Derek, 10, says he has an urge to help people, especially those who have no place to


“There’s a lot of homeless people that don’t have any socks, but it’s winter,” he says, “and I want to keep them warm, and socks are (among) the most-needed and least-donated items for homeless people in general.”

Derek’s already helped thousands of people in need, and he’s about to help many more. In his first year, his event garnered 1,025 pairs of socks, a pile of donations that increased to 1,200 the following year and inspired the goal of 1,500 pairs for this year. Contributions are hovering at about 1,000 socks so far this fall, but there’s still time to donate. Rather than hold Socktober for two weeks as usual, school Principal Kari Montgomery encouraged Derek to add another week to achieve his bigger goal.SUBMITTED PHOTO: CYNDI SPEAR - Derek Spear loves giving back and says, 'I think it's fun going to the shelters and giving them the socks. They're always super happy, and seeing their faces that are super excited is very nice.'

Today and Friday are the last days to give. There are donation barrels just outside the lobby at Westridge, 3400 Royce Way. Doors are open from 8 a.m.-4 p.m.

“In the front, there’s a big banner, so you know you’re going to the right school, and then we have posters all over,” Derek says.

Derek would like to remind would-be donors to provide new socks — not dirty, old ones, which some people have done. Not a stand-up thing to do, he notes.

“It’s not very nice,” Derek says. “If you’re living on the street, you probably already have crusty socks.”

New organizations benefitting from Westridge’s Socktober event this year include Portland Rescue Mission, Northwest Housing Alternative in Milwaukie and Transition Projects Inc. in Portland. Previously, Derek’s fundraiser has provided clean socks to Good Neighbor Center in Tigard, Clackamas Women’s Services in Oregon City, Yolanda House for Women and Children in Portland and Goose Hollow Family Shelter in Portland — and it will again this year.

Derek says he cannot wait to deliver his donations to these groups.

“I think it’s fun going to the shelters and giving them the socks,” Derek says. “They’re always super happy, and seeing their faces that are super excited is very nice.”

All of these groups got a boost because Derek was inspired by Kid President. Kid President is actually a small group that spearheads projects such as the national Socktober, and a young person serves as the face of Kid President. When Derek saw someone so young helping out, he wanted to do so too.

His mom, Cyndi Spear, says her son has a strong sense of empathy in him, especially when it comes to homeless people struggling outside during wintertime, which helped move him to action.

But she points out that the effort is not just about Derek, but about his whole school: the students, staff and teachers banding together to make the event possible.SUBMITTED PHOTO: CYNDI SPEAR - Everyone banded together at Westridge to make Socktober happen.

“He’s into it, and we’re into it as a family,” Cyndi Spear says. “It’s been a cool project.”

It looks like this project could stick around when Derek heads to sixth grade at Lakeridge Junior High next year.

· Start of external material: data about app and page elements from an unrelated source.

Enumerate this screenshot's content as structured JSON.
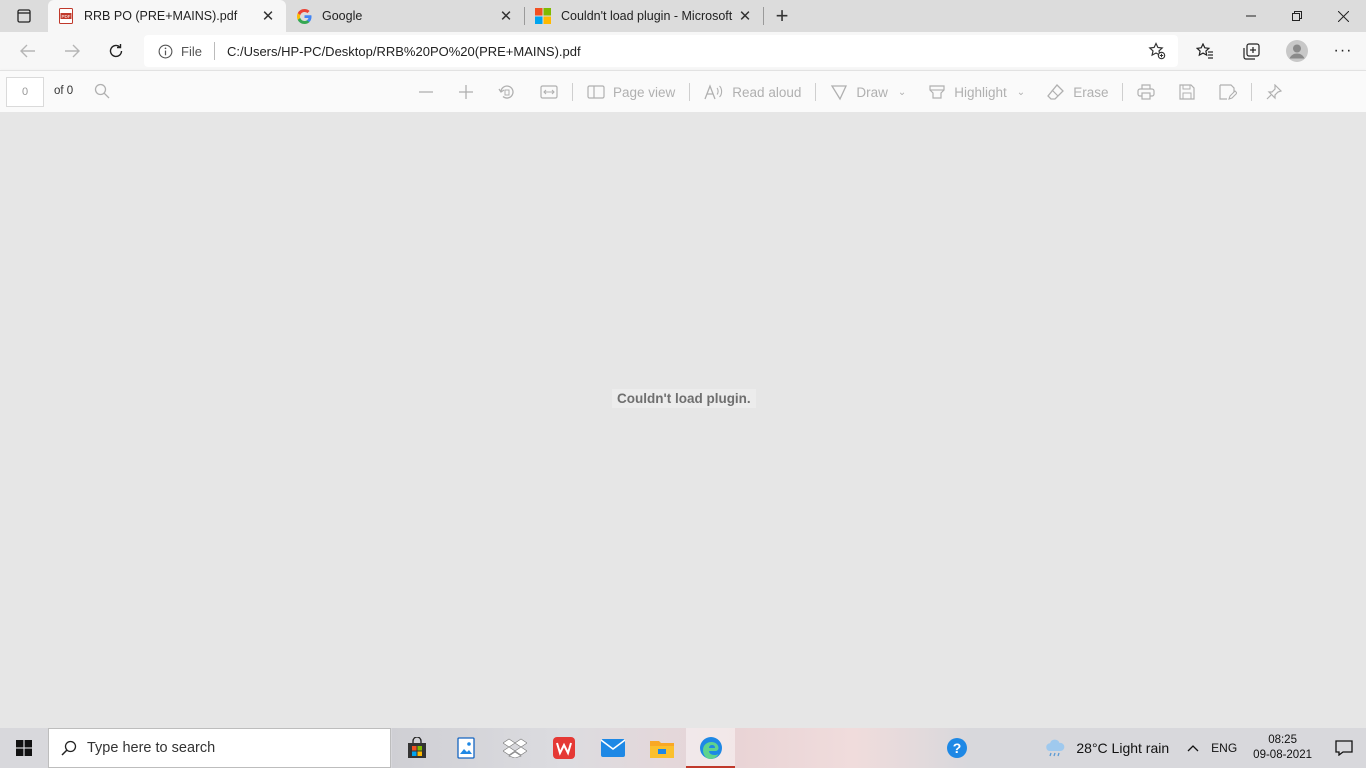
{
  "tabs": [
    {
      "title": "RRB PO (PRE+MAINS).pdf",
      "favicon": "pdf-icon",
      "active": true
    },
    {
      "title": "Google",
      "favicon": "google-icon",
      "active": false
    },
    {
      "title": "Couldn't load plugin - Microsoft",
      "favicon": "microsoft-icon",
      "active": false
    }
  ],
  "address": {
    "scheme_label": "File",
    "url": "C:/Users/HP-PC/Desktop/RRB%20PO%20(PRE+MAINS).pdf"
  },
  "pdf_toolbar": {
    "page_value": "0",
    "of_pages": "of 0",
    "page_view": "Page view",
    "read_aloud": "Read aloud",
    "draw": "Draw",
    "highlight": "Highlight",
    "erase": "Erase"
  },
  "content": {
    "message": "Couldn't load plugin."
  },
  "taskbar": {
    "search_placeholder": "Type here to search",
    "weather": "28°C  Light rain",
    "language": "ENG",
    "time": "08:25",
    "date": "09-08-2021"
  },
  "colors": {
    "accent_red": "#c0392b",
    "edge_blue": "#1e88e5"
  }
}
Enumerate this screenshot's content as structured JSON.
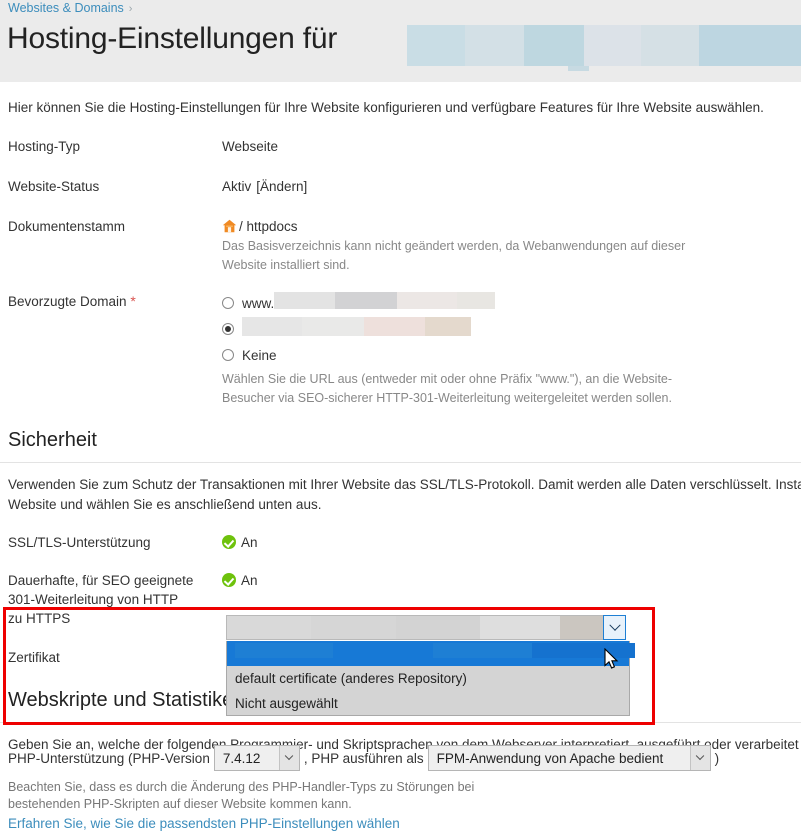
{
  "breadcrumb": {
    "item": "Websites & Domains",
    "separator": "›"
  },
  "header": {
    "title": "Hosting-Einstellungen für",
    "title_redacted_blocks": [
      {
        "width": 58,
        "color": "#c9dde5"
      },
      {
        "width": 59,
        "color": "#d3e0e6"
      },
      {
        "width": 60,
        "color": "#bed7e0"
      },
      {
        "width": 57,
        "color": "#dce2e8"
      },
      {
        "width": 58,
        "color": "#d5e0e5"
      },
      {
        "width": 102,
        "color": "#bdd6e1"
      }
    ]
  },
  "intro": "Hier können Sie die Hosting-Einstellungen für Ihre Website konfigurieren und verfügbare Features für Ihre Website auswählen.",
  "rows": {
    "hosting_type": {
      "label": "Hosting-Typ",
      "value": "Webseite"
    },
    "website_status": {
      "label": "Website-Status",
      "value": "Aktiv",
      "action": "[Ändern]"
    },
    "document_root": {
      "label": "Dokumentenstamm",
      "icon": "home-icon",
      "value": "/ httpdocs",
      "hint_line1": "Das Basisverzeichnis kann nicht geändert werden, da Webanwendungen auf dieser",
      "hint_line2": "Website installiert sind."
    },
    "preferred_domain": {
      "label": "Bevorzugte Domain",
      "required_marker": "*",
      "option_www_prefix": "www.",
      "option_www_blocks": [
        {
          "width": 61,
          "color": "#e3e3e3"
        },
        {
          "width": 62,
          "color": "#d2d2d4"
        },
        {
          "width": 60,
          "color": "#ece7e5"
        },
        {
          "width": 38,
          "color": "#e8e6e2"
        }
      ],
      "option_plain_blocks": [
        {
          "width": 60,
          "color": "#e6e6e6"
        },
        {
          "width": 62,
          "color": "#e9e9e8"
        },
        {
          "width": 61,
          "color": "#eee0dc"
        },
        {
          "width": 46,
          "color": "#e4d9cd"
        }
      ],
      "option_none": "Keine",
      "selected_index": 1,
      "hint_line1": "Wählen Sie die URL aus (entweder mit oder ohne Präfix \"www.\"), an die Website-",
      "hint_line2": "Besucher via SEO-sicherer HTTP-301-Weiterleitung weitergeleitet werden sollen."
    }
  },
  "security": {
    "heading": "Sicherheit",
    "para_line1": "Verwenden Sie zum Schutz der Transaktionen mit Ihrer Website das SSL/TLS-Protokoll. Damit werden alle Daten verschlüsselt. Installieren Sie zunächst ein Zertifikat auf der",
    "para_line2": "Website und wählen Sie es anschließend unten aus.",
    "ssl_support": {
      "label": "SSL/TLS-Unterstützung",
      "value": "An"
    },
    "redirect": {
      "label_line1": "Dauerhafte, für SEO geeignete",
      "label_line2": "301-Weiterleitung von HTTP",
      "label_line3": "zu HTTPS",
      "value": "An"
    },
    "certificate": {
      "label": "Zertifikat",
      "selected_blocks": [
        {
          "width": 84,
          "color": "#d9d9d9"
        },
        {
          "width": 85,
          "color": "#d6d6d6"
        },
        {
          "width": 84,
          "color": "#d3d3d3"
        },
        {
          "width": 80,
          "color": "#dedede"
        },
        {
          "width": 44,
          "color": "#cbc6c0"
        }
      ],
      "options": [
        {
          "label": "",
          "redacted": true,
          "selected": true,
          "blocks": [
            {
              "width": 98,
              "color": "#1e7fd4"
            },
            {
              "width": 100,
              "color": "#1779d6"
            },
            {
              "width": 99,
              "color": "#1e7fd4"
            },
            {
              "width": 103,
              "color": "#1572cf"
            }
          ]
        },
        {
          "label": "default certificate (anderes Repository)",
          "redacted": false,
          "selected": false
        },
        {
          "label": "Nicht ausgewählt",
          "redacted": false,
          "selected": false
        }
      ]
    }
  },
  "webscripts": {
    "heading": "Webskripte und Statistiken",
    "para": "Geben Sie an, welche der folgenden Programmier- und Skriptsprachen von dem Webserver interpretiert, ausgeführt oder verarbeitet werden.",
    "php": {
      "prefix": "PHP-Unterstützung (PHP-Version",
      "version_value": "7.4.12",
      "middle": ", PHP ausführen als",
      "handler_value": "FPM-Anwendung von Apache bedient",
      "suffix": ")",
      "note_line1": "Beachten Sie, dass es durch die Änderung des PHP-Handler-Typs zu Störungen bei",
      "note_line2": "bestehenden PHP-Skripten auf dieser Website kommen kann.",
      "link": "Erfahren Sie, wie Sie die passendsten PHP-Einstellungen wählen"
    }
  },
  "colors": {
    "accent_link": "#3c8dbc",
    "header_band": "#ebebeb",
    "status_green": "#6ec20c",
    "annotation_red": "#ee0000",
    "select_highlight": "#1779d6"
  }
}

He says he plans to pass the torch to the students in the new student council leadership program that Montgomery initiated in her first year as principal at the school. He’d like to come back in October 2017 and lend a hand.

“Hopefully, next year we get to do Socktober again,” Derek says.

Contact Jillian Daley at 503-636-1281 ext. 109 or This email address is being protected from spambots. You need JavaScript enabled to view it..